He returned to the Jagiellonian University only after Stalin’s death and the – relative! – liberalization in the People’s Republic of Poland in 1956. This was the time of harvest: he published works that he had kept in a drawer, received from the Communist authorities, during the so-called “thaw” in 1957, the Order of Polonia Restituta, set off on lecture tours, and his works were translated. Finally, he was accepted as the member of the most serious foreign philosophical associations (the American Aesthetic Society, Société Française de l’Esthétique Internationale, Phenomenological Society), but on a daily basis he was participating at the meetings of the Committee on the History of Literature of the Polish Academy of Sciences, the Polish Philosophical Society and the Association of Art Historians. The breadth of the horizon of his interests is evidenced by his participation in discussions at the sessions of the Polish Mathematical Society as well as the Mental Health Association. Considering perception disorders as an epistemologist, he visited psychiatric clinics in Krakow, and engaged with the then leading Polish psychiatrist Antoni Kępiński.
The authorities’ grace did not last long. In 1962, the Polish United Workers’ Party’s University Committee at the Jagiellonian University recognized that “there are two tasks facing the party organization: the liquidation of the idealistic philosophy, whose leader is Prof. Ingarden, and the stabilization and development of the Marxist philosophy” (this quote comes from documents researched by Ryszard Terlecki, the author of the monograph on the Jagiellonian University after 1945). Thus it was stabilized and liquidated. A year later, Roman Ingarden was forced to retire early. This did not stop him from writing. He also received the most important award from the Polish political emigration (the A. Jurzykowski Foundation Award in New York, 1966) and the prestigious Gottfried von Herder Preis (1968). He died, as already mentioned, in 1970.
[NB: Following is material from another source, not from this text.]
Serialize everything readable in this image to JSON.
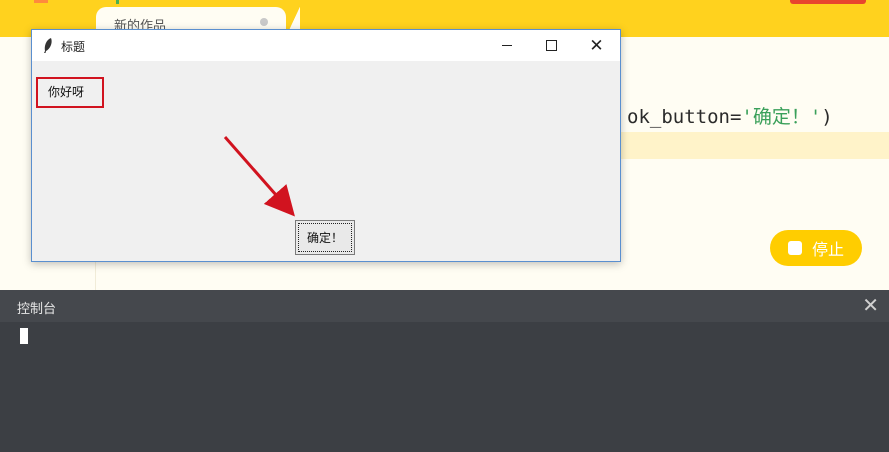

He was a passionate philosopher – and he worked constantly. „Another meeting took place on the train from Warsaw to Krakow. When I got into the dining car, I saw Ingarden sitting with Wolter [Prof. Władysław Wolter of Jagiellonian University, and criminal lawyer – editor’s note]. (…) Ingarden invited me to sit down. (…) I was a witness of how both professors discussed negative states of things. Ingarden rejected it, which Wolter was in favor of because of his theory that omission is not causal,” recalled Jan Woleński. One needs to know the unfortunate condition of Polish railways in the 1960s to understand that this discussion of negative states of things, held at a wobbly table, over a plate of herring of “second freshness”, on a stained tablecloth, was – despite Roman Ingarden’s great fidelity to phenomenology – also evidence of his stoicism.
Author: Wojciech Stanisławski
Translation: Alicja Rose & Jessica Sirotin